Audio from the podcast was mixed and edited by audio expert Christian Kreymborg.
In July the European Commission unveiled its Fit for 55 package aimed at pushing EU member states to reduce emissions by at least net 55% (compared to 1990 levels) by 2030. One of the most widely anticipated parts of the package – at least among policy wonks – is the introduction of the world’s first carbon border adjustment mechanism (CBAM). Intended to level the playing field between domestic and foreign producers of cement, steel, aluminum, fertilizers and electricity, CBAM’s real litmus test will be if it actually reduces overall emissions and incentivizes a greening economy both within and without the EU. But given how controversial and relatively weak the CBAM proposal is out of the gate, critics worry its presence will only distract from more effective climate strategies in the Fit for 55 plan. Worse, despite COP 26 in Glasgow, pushing CBAM could spark an international trade war. Lead blogger Michael Buchsbaum reviews the growing debate. Listen to our podcast on CBAM.

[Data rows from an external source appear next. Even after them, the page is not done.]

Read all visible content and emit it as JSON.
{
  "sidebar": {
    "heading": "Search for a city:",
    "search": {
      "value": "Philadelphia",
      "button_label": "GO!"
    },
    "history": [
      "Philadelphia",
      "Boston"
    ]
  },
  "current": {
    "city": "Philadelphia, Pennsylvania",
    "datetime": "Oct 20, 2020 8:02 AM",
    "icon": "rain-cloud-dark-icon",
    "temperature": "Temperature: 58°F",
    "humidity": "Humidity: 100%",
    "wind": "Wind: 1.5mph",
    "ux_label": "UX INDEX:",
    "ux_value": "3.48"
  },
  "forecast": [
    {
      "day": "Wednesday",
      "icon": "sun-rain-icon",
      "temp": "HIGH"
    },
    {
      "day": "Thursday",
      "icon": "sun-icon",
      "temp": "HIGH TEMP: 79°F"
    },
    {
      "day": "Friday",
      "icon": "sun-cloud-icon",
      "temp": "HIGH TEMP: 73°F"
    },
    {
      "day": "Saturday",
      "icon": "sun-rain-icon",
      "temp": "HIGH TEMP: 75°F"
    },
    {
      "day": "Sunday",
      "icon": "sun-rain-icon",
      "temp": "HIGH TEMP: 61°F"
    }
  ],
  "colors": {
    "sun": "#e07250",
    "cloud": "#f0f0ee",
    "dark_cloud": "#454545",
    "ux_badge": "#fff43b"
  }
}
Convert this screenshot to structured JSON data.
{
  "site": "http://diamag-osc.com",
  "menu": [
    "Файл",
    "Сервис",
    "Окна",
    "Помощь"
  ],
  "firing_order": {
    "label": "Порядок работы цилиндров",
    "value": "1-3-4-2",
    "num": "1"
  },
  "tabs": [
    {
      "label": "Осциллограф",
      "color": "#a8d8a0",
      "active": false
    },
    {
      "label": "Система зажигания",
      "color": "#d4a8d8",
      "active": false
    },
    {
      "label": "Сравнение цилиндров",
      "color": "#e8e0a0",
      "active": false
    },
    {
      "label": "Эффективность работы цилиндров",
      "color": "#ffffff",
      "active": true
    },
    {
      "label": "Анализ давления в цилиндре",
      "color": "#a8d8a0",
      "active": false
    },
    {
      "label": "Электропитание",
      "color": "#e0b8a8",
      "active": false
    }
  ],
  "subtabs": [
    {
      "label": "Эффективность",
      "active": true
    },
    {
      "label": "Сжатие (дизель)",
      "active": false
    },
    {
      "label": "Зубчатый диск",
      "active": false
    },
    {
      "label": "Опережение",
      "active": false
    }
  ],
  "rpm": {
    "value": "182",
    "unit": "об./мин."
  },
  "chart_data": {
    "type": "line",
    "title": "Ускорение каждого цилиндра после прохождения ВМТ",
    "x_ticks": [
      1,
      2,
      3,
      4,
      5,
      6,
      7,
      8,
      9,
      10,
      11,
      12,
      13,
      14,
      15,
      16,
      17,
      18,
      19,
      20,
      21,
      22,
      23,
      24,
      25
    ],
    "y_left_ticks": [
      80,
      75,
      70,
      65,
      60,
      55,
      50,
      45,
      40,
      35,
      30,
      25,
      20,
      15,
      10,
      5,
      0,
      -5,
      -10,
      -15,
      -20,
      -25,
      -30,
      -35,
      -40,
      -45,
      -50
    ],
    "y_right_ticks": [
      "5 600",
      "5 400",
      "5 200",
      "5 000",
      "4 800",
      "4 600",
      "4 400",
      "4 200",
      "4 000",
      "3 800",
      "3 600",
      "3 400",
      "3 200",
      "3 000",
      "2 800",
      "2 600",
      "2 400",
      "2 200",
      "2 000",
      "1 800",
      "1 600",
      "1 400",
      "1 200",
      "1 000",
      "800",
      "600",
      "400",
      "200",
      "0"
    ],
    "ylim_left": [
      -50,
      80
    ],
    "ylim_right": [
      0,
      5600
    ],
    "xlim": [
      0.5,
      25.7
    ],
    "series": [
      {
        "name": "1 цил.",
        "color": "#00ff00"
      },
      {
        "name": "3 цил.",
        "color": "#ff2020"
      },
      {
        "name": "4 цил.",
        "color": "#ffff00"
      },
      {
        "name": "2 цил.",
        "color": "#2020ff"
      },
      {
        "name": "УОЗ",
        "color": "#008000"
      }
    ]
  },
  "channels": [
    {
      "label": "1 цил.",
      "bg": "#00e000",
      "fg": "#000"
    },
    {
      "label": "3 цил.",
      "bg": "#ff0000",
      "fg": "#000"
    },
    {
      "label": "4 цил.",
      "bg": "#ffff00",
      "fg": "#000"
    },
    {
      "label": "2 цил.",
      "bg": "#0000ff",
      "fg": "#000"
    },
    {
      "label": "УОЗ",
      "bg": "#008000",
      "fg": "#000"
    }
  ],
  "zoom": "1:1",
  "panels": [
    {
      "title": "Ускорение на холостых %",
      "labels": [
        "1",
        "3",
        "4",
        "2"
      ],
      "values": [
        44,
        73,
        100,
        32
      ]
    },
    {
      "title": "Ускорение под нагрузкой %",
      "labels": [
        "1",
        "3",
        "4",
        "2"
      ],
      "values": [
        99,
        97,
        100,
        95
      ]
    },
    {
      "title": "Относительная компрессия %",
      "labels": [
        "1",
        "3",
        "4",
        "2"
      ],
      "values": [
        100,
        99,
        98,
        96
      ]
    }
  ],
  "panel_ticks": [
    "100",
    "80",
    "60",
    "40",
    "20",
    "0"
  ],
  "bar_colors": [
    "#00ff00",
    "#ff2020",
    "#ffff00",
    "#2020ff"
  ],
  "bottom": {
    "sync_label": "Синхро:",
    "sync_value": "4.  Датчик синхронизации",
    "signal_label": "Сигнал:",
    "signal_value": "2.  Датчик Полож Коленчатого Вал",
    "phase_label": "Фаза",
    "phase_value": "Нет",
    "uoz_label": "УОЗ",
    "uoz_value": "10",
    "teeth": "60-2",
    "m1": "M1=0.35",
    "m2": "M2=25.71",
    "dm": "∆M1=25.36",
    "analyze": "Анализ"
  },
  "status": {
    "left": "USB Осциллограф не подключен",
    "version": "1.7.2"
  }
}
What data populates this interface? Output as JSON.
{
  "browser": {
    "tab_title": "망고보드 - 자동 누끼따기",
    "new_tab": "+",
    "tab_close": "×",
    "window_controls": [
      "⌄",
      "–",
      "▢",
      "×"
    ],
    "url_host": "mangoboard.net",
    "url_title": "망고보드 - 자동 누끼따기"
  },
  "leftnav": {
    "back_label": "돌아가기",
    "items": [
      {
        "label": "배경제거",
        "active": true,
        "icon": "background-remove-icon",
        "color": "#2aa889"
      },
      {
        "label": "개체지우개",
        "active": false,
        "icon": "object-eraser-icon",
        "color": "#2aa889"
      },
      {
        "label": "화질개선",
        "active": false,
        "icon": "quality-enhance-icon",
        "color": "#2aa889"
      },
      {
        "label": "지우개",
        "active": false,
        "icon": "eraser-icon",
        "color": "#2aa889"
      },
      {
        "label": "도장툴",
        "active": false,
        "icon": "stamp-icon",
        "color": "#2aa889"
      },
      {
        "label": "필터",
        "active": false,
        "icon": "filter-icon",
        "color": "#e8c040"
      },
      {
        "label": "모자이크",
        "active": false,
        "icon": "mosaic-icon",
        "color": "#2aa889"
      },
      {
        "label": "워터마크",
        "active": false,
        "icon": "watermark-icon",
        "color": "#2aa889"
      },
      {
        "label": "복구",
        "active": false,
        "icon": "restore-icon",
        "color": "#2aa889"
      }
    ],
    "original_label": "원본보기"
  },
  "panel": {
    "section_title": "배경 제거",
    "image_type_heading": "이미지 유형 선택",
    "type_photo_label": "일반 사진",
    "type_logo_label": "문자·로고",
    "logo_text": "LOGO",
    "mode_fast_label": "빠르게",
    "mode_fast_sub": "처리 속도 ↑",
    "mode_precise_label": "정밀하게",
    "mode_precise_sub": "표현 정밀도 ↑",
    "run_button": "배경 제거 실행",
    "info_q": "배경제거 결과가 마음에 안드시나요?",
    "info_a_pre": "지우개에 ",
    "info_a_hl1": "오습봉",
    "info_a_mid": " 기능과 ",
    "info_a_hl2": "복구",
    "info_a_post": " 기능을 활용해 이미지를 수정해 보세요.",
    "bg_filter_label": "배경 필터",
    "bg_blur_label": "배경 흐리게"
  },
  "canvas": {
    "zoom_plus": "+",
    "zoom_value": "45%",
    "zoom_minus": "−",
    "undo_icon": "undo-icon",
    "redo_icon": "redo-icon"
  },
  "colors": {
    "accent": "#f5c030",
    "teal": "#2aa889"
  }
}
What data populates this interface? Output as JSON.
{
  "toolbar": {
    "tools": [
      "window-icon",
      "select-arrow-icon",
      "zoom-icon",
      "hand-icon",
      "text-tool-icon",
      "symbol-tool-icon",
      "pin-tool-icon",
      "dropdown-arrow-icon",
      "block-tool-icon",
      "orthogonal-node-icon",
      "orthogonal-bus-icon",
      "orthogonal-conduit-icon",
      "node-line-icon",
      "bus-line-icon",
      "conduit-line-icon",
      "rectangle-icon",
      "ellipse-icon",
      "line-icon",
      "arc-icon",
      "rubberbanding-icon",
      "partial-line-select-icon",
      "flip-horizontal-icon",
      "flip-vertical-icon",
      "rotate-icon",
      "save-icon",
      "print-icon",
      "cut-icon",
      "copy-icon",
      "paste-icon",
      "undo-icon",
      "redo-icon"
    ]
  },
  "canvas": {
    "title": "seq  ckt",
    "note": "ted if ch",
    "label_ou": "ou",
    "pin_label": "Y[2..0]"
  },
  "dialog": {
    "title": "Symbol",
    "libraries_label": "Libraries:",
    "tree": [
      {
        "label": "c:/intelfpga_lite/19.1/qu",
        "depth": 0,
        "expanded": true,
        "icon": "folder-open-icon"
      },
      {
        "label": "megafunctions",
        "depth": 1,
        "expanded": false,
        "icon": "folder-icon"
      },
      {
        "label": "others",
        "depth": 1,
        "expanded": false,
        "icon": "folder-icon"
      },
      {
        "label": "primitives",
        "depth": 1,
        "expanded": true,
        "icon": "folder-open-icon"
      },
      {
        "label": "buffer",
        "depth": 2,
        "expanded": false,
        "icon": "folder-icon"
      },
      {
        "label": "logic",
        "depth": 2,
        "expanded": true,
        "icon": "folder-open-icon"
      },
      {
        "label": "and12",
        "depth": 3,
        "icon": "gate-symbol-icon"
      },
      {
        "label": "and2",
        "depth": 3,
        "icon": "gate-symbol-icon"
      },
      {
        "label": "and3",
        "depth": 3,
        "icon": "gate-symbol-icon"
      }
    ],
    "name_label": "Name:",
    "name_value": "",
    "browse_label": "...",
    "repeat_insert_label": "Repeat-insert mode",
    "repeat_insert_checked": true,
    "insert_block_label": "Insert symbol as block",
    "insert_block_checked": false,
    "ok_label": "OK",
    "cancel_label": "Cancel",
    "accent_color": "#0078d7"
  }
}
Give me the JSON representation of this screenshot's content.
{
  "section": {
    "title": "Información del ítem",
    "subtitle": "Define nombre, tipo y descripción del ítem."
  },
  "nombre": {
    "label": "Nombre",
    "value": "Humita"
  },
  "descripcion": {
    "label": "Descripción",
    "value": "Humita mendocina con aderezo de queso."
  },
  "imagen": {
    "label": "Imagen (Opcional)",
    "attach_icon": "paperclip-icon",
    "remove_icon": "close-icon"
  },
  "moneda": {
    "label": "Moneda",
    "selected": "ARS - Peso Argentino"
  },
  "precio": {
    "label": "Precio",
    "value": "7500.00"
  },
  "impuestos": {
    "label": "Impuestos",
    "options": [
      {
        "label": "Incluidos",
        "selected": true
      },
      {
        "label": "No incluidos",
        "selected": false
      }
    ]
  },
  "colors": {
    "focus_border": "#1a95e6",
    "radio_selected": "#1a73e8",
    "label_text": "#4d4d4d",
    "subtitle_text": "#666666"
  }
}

With energy prices soaring across Europe, more gas and coal plants are firing up. Ahead of COP26 in Glasgow, emissions – along with bills – were skyrocketing. Though fossil energy dependent countries like Poland and other allies of dirty fuels are using the crisis to push back on Brussels, putting more scrutiny on the bloc’s overall decarbonization strategies, leadership is standing firm. As imported fossil gas prices are ever more manipulated on complex commodities markets, European Commission leadership says the crisis is another reminder that the best long-term solution is to accelerate the expansion of renewable generation. And thankfully that’s a key aim of the EU’s newly unveiled “Fit for 55” strategy. Lead blogger L. Michael Buchsbaum reviews the situation.
Part two of the series on hydrogen (H2) in Latin America surveys the playing field regarding strategies and regulation. Large investments, mega projects and familiar actors dominate the scene, while there is a lack of proposals for a new governance model towards an inclusive socio-ecological transition.
The hydrogen transition – a crucial political, economic and climate initiative for the European Commission – got a massive boost from their newly released Fit for 55 strategy. But despite growing concerns about how dangerous the expanded carbon footprint of H2 produced from fossil gas will be, many policymakers like EU Energy Commissioner Kadri Simson remain firm on backing both “blue” and “grey” H2. Among many incentives in the new policy package is the shielding of this highly polluting sector from having to pay additional carbon taxes under the European Trading System (ETS). In a recent Politico Energy Visions web event sponsored by Shell, Simson batted away all criticisms, stating that during the H2 transition phase “we will need all low-carbon hydrogen solutions.” Lead blogger L. Michael Buchsbaum reviews some of the ways not-so-low H2 benefits under the bloc’s new theoretical pollution prevention plans.
The energy transition on the Aegean islands is finally shifting gear. In June, prime minister Mitsotakis and the CEO of the global carmaker Volkswagen, Herbert Diess, visited the small island of Astypalea located in the Aegean Sea. The goal of a joint project between the Greek government and VW is to turn Astypalea into a “green and smart” island, replacing all cars on the island of 1,300 inhabitants with electric vehicles. The project shall demonstrate how the switch to an integrated and comprehensive energy system based on renewable energy can be managed at small scale, basically turning Astypalea into a real-life energy laboratory.